We must be aware of the dangers that lie in our most generous wishes. Some paradox of our nature leads us, when once we have made our fellow men the objects of our enlightened interest, to go on to make them the objects of our pity, then of our wisdom, ultimately of our coercion.

♦ Lionel Trilling, The Liberal Imagination

Notational, No. 20

And so in the late twentieth century the imperial cycle of the last century in some way replicates itself, although today there are really no big empty spaces, no expanding frontiers, no exciting new settlements to establish. We live in one global environment with a huge number of ecological, economic, social, and political pressures tearing at its only dimly perceived, basically uninterpreted and uncomprehended fabric. Anyone with even a vague consciousness of this whole is alarmed at how such remorselessly selfish and narrow interests—patriotism, chauvinism, ethnic, religious, and racial hatreds—can in fact lead to mass destructiveness. The world simply cannot afford this many more times.

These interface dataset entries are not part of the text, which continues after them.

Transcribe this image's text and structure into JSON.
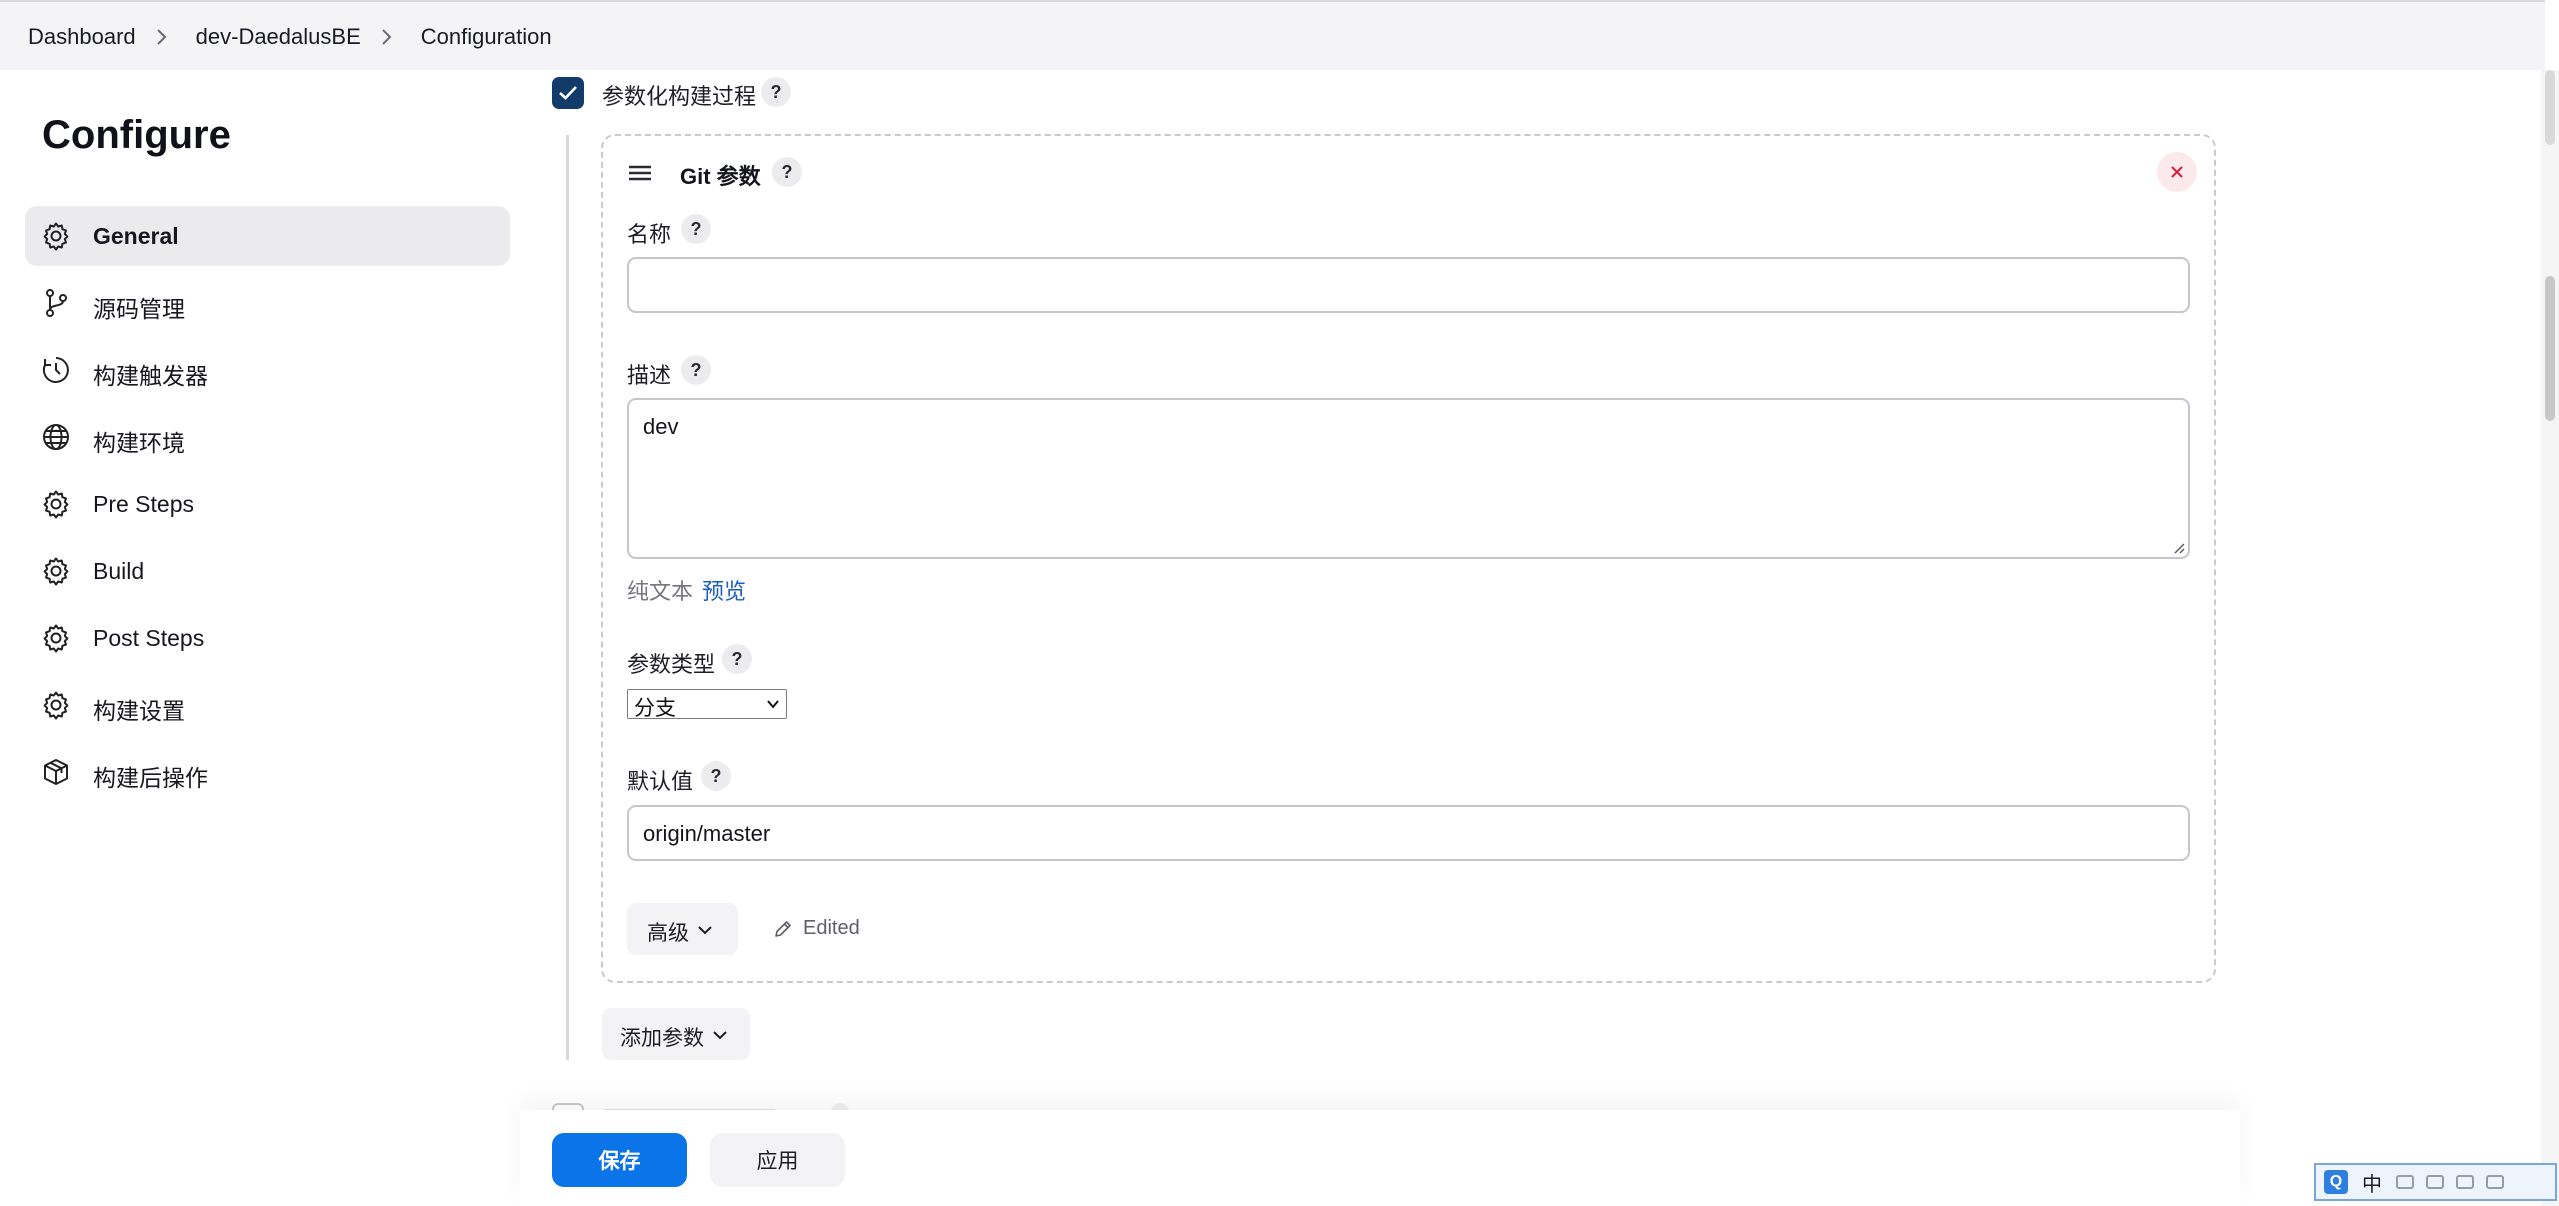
{
  "breadcrumb": [
    "Dashboard",
    "dev-DaedalusBE",
    "Configuration"
  ],
  "page": {
    "title": "Configure"
  },
  "sidebar": {
    "items": [
      {
        "label": "General",
        "icon": "gear-icon",
        "active": true
      },
      {
        "label": "源码管理",
        "icon": "branch-icon",
        "active": false
      },
      {
        "label": "构建触发器",
        "icon": "clock-icon",
        "active": false
      },
      {
        "label": "构建环境",
        "icon": "globe-icon",
        "active": false
      },
      {
        "label": "Pre Steps",
        "icon": "gear-icon",
        "active": false
      },
      {
        "label": "Build",
        "icon": "gear-icon",
        "active": false
      },
      {
        "label": "Post Steps",
        "icon": "gear-icon",
        "active": false
      },
      {
        "label": "构建设置",
        "icon": "gear-icon",
        "active": false
      },
      {
        "label": "构建后操作",
        "icon": "package-icon",
        "active": false
      }
    ]
  },
  "form": {
    "parameterized": {
      "label": "参数化构建过程",
      "checked": true,
      "help": "?"
    },
    "card": {
      "title": "Git 参数",
      "help": "?",
      "name_label": "名称",
      "name_value": "",
      "desc_label": "描述",
      "desc_value": "dev",
      "plain_text": "纯文本",
      "preview": "预览",
      "type_label": "参数类型",
      "type_value": "分支",
      "default_label": "默认值",
      "default_value": "origin/master",
      "advanced": "高级",
      "edited": "Edited"
    },
    "add_param": "添加参数"
  },
  "actions": {
    "save": "保存",
    "apply": "应用"
  },
  "ime": {
    "q": "Q",
    "lang": "中"
  },
  "colors": {
    "primary": "#0b74e8",
    "checkbox": "#123b69",
    "link": "#1a60c4",
    "close": "#d3203a"
  }
}
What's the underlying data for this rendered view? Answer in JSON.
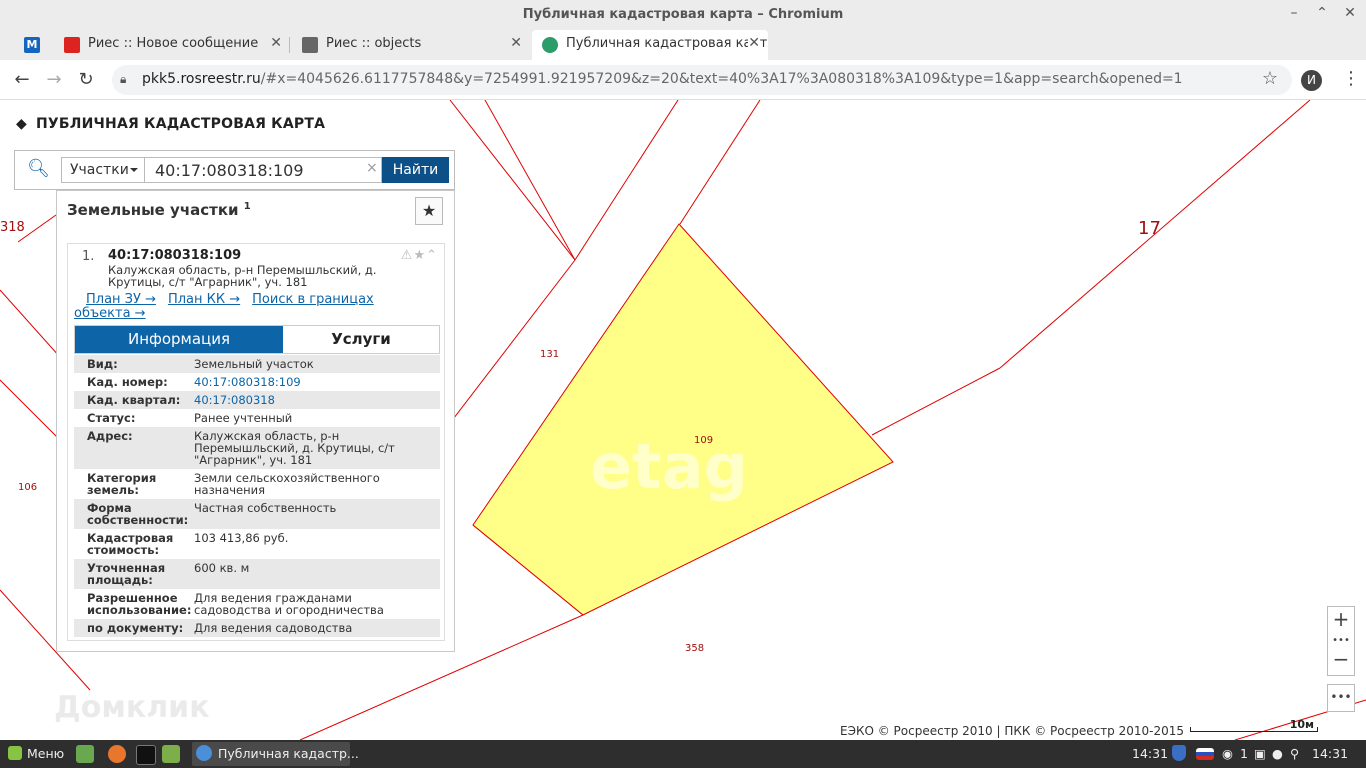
{
  "window": {
    "title": "Публичная кадастровая карта – Chromium",
    "minimize": "–",
    "restore": "⌃",
    "close": "✕"
  },
  "tabs": [
    {
      "label": "Риес :: Новое сообщение",
      "favicon_color": "#dd2222"
    },
    {
      "label": "Риес :: objects",
      "favicon_color": "#555555"
    },
    {
      "label": "Публичная кадастровая карт",
      "favicon_color": "#2a9d6a",
      "active": true
    }
  ],
  "tab_leading_icon": "M",
  "address_bar": {
    "domain": "pkk5.rosreestr.ru",
    "path": "/#x=4045626.6117757848&y=7254991.921957209&z=20&text=40%3A17%3A080318%3A109&type=1&app=search&opened=1"
  },
  "profile_initial": "И",
  "app": {
    "title": "ПУБЛИЧНАЯ КАДАСТРОВАЯ КАРТА",
    "logo_icon": "pkk-logo-icon"
  },
  "search": {
    "type_label": "Участки",
    "query": "40:17:080318:109",
    "clear": "×",
    "find_label": "Найти"
  },
  "results": {
    "header": "Земельные участки",
    "count": "1",
    "item": {
      "number": "1.",
      "cad_number": "40:17:080318:109",
      "address": "Калужская область, р-н Перемышльский, д. Крутицы, с/т \"Аграрник\", уч. 181",
      "links": [
        "План ЗУ →",
        "План КК →",
        "Поиск в границах объекта →"
      ],
      "tab_info": "Информация",
      "tab_services": "Услуги",
      "rows": [
        {
          "k": "Вид:",
          "v": "Земельный участок"
        },
        {
          "k": "Кад. номер:",
          "v": "40:17:080318:109",
          "link": true
        },
        {
          "k": "Кад. квартал:",
          "v": "40:17:080318",
          "link": true
        },
        {
          "k": "Статус:",
          "v": "Ранее учтенный"
        },
        {
          "k": "Адрес:",
          "v": "Калужская область, р-н Перемышльский, д. Крутицы, с/т \"Аграрник\", уч. 181"
        },
        {
          "k": "Категория земель:",
          "v": "Земли сельскохозяйственного назначения"
        },
        {
          "k": "Форма собственности:",
          "v": "Частная собственность"
        },
        {
          "k": "Кадастровая стоимость:",
          "v": "103 413,86 руб."
        },
        {
          "k": "Уточненная площадь:",
          "v": "600 кв. м"
        },
        {
          "k": "Разрешенное использование:",
          "v": "Для ведения гражданами садоводства и огородничества"
        },
        {
          "k": "по документу:",
          "v": "Для ведения садоводства"
        }
      ]
    }
  },
  "map": {
    "labels": {
      "l318": "318",
      "l17": "17",
      "l131": "131",
      "l109": "109",
      "l106": "106",
      "l358": "358"
    },
    "parcel_fill": "#ffff88",
    "line_color": "#e00000",
    "watermark": "Домклик",
    "watermark2": "etag",
    "credit": "ЕЭКО © Росреестр 2010 | ПКК © Росреестр 2010-2015",
    "scale": "10м"
  },
  "taskbar": {
    "menu": "Меню",
    "window_label": "Публичная кадастр...",
    "clock_left": "14:31",
    "count": "1",
    "clock_right": "14:31"
  }
}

♦ Edward Said, “Two Visions in Heart of Darkness

The populist dramatics presently unfolding, spreading out, and blanketing large swaths of the earth’s restless surface are part of the fabric that Said qualified as not just “basically uninterpreted” but also “uncomprehended.” I would add that the interwoven thread counts of ecology, economy, society, and politics also exist as a fabric uninterrupted: for the accumulated fibres of our invention have seamlessly stitched up every square millimetre of real estate, solid or psychic, spatial or virtual, from point to point to point. There is nothing raw, open, uncatalogued, or uncovered in the sense that would have existed for that plucky imperialist surveyor out at the vanguard of “civilization.” The map doesn’t drop off at some point. The tapestry of record covers all continents and states of matter, but it doesn’t exist with any satisfactory kind of explanatory notes. When almost anyone can know that everywhere in the world exists in unquestionable reification, and that you can’t fire a cannon anywhere without wiping out a village, you begin to realize that we are all part of the weave, and that its constantly evolving design is simply beyond any of us to contend with definitively. And yet, just as the illusion of the frontier of human conquest has dwindled from overtly national consciousnesses of patriotic narratives (for now), capitalist minds attuned to handicap everywhere remain constantly on the look-out to press their advantage on any number of fronts. Colonization remains a presaged and imperative force, and constantly on the move into spaces not empty, not unknown, but only provisionally unexploited. It is the lack of comprehension that allows for the reemergence and reassertion of mythologies reductive enough to claim that the human fabric is patchy, in need of radical repair, and not just inequivalent but also of unequal quality, stitch to stitch.